Driverless buses in Gdańsk to deliver old and disabled to cemeteries to reduce graveyard traffic

The bus which can accommodate up to eight passengers at a time, will operate along an 800 metre track. Sohjoa Baltic/Facebook

Driverless buses have begun delivering the elderly and disabled to cemeteries as part of an international project to reduce graveyard traffic.

Named the Sohjoa Baltic Last Mile project, the new part of the project in Gdańsk will help visitors to the city’s 50 hectare Łostowice Cemetery, where they will then be driven around.

With an estimated 50 to 70 cars being used on the grounds each day, the hope is that the bus will dramatically reduce the disruption caused to other visitors.

The buses are equipped with 360 degree video and safety sensors.Sohjoa Baltic/Facebook

The bus which can accommodate up to eight passengers at a time, will operate along an 800 metre track.

While it will normally operates autonomously while being monitored remotely, for the first week a driver will be onboard to react if needed.

The buses are equipped with 360 degree video and safety sensors.

The EU-funded project currently operates in Finland, Norway, Estonia, Latvia and Poland.

With between 50 to 70 cars being used on the grounds of the city’s largest cemetery every day, the International ‘Last Mile’ project hopes to reduce disruption to other visitors.Sohjoa Baltic/Facebook

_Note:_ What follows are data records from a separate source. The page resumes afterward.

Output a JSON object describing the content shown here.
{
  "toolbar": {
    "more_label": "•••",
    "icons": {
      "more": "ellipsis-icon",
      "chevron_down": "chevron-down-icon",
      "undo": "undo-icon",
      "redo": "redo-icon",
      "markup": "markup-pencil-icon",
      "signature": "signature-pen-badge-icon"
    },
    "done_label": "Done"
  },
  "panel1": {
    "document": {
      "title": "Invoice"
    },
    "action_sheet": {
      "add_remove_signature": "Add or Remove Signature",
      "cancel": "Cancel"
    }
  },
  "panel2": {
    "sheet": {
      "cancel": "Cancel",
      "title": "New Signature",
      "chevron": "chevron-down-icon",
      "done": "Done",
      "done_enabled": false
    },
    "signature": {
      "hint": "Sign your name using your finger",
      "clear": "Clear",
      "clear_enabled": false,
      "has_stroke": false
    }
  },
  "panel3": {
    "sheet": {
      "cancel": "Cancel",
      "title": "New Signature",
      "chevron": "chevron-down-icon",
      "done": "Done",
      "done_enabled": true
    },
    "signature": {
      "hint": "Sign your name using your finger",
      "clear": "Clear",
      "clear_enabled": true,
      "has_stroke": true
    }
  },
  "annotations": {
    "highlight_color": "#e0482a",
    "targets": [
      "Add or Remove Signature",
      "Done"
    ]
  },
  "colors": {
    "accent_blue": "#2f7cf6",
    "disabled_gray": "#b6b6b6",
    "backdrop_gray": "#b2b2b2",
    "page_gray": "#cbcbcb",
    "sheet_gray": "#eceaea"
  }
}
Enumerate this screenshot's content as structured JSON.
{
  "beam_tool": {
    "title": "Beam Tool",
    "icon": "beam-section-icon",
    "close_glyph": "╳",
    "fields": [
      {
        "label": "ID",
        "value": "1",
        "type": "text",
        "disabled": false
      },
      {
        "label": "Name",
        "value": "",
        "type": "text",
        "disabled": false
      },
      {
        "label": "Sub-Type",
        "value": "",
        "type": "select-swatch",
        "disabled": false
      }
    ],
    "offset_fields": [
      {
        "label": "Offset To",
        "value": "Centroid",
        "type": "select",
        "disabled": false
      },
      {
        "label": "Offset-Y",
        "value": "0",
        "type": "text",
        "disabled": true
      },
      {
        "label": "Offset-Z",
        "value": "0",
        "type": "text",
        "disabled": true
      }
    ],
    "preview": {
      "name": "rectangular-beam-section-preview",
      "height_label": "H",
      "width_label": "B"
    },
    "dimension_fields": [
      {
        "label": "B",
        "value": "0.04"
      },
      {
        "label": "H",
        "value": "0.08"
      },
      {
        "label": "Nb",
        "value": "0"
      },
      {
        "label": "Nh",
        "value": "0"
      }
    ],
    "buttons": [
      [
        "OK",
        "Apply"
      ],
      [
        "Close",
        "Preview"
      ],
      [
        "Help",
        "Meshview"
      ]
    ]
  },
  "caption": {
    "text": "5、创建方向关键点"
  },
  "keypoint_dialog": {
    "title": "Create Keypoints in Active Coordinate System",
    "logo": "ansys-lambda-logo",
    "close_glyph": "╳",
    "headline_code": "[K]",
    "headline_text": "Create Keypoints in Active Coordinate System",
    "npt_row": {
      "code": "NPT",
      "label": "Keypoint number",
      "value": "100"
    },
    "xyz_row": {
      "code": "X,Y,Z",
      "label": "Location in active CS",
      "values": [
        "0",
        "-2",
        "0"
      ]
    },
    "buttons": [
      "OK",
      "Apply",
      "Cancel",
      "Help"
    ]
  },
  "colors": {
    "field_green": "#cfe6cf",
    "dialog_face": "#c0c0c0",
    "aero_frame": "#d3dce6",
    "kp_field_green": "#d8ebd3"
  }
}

With a total budget of 3.7 million EUR coming from the Interreg Baltic Sea Region program, Gdańsk only had to fund 15 percent of their projects.

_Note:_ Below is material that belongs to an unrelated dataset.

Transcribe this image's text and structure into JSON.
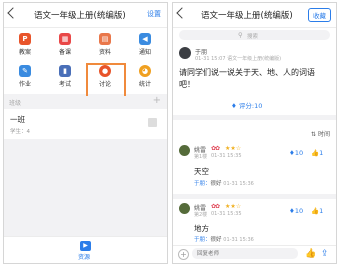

In 2019 the project ran an automated service for the last mile to Gdańsk zoo, a trial that proved popular with users and provided valuable data to researchers from the University of Applied Sciences Helsinki Metropolis who are leading the project.

During the 2019 project the bus travelled 632 km and transported 3,325 passengers.